It might very soon be possible for you to go out for an evening without carrying your wallet or purse. Amazon has introduced a new service called “palm-based identity” that scans your hand to enable payments, including for alcohol.
On May 22, Amazon announced that their palm scanner, called Amazon One, can now verify a person’s age, making it easier to purchase alcohol in places like bars and sports events. The palm scanners are currently used in Amazon Go stores and over 100 Whole Foods stores across the US.
To use this new technology, users need to provide a selfie and pictures of their government-issued ID, but Amazon assures that they do not store customers’ IDs. The palm scanner examines the unique details of a person’s hand and displays a “21+” message along with a selfie of the customer to confirm their age.
Amazon plans to showcase this new feature at Coors Field, the home stadium of the Colorado Rockies Major League Baseball team. They will specifically highlight it at the Sandlot Brewery and Silver Bullet Bar within the stadium.
“Hearing from Amazon One customers across the country, we understand that they love the convenience it delivers: shorter wait times, quick access to buildings and locations, being able to link their loyalty memberships, and now an easy way to grab their beer,” John McKay, senior director of food service operations and development for the Colorado Rockies, said.
While larger venues with long customer queues could benefit from a smoother process, some bar owners, like Matt Hogan of Brooklyn’s Irish Haven, are not convinced that the technology is necessary for smaller neighborhood bars. Hogan believes that Amazon One could eliminate meaningful conversations between bartenders and patrons, which are often used to determine if someone has already been drinking before entering the bar.
Overall, Amazon’s palm-based identity service aims to simplify age verification and payment processes. However, the implementation of this technology may vary depending on the size and type of establishment.

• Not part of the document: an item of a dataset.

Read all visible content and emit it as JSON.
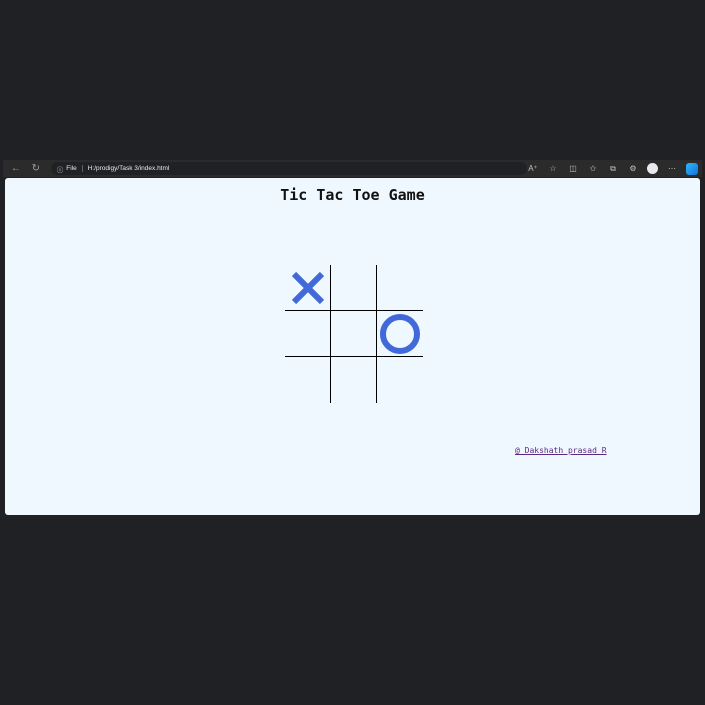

“When someone presents an ID, there’s an exchange of, sort of, vetting that that person hasn’t been over served somewhere else,” Hogan said. “You learn a lot about a person in that first 10 to 20 seconds.”

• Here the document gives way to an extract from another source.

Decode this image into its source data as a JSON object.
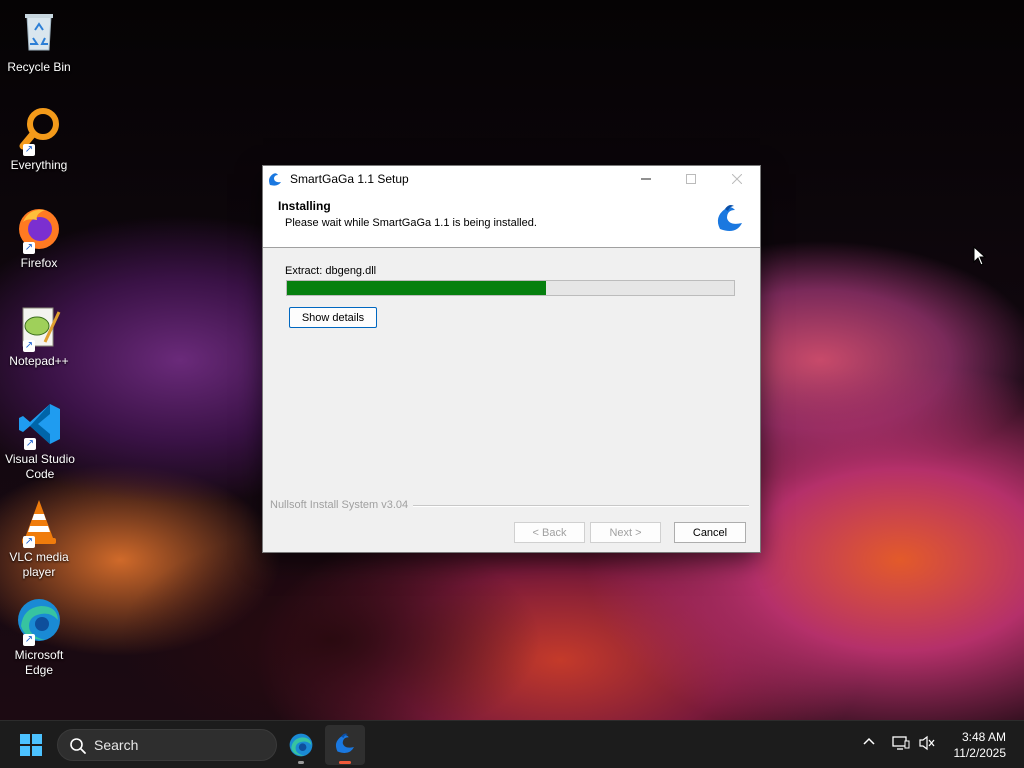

“Automation would take that away from me. That would be a lost asset,” Hogan added.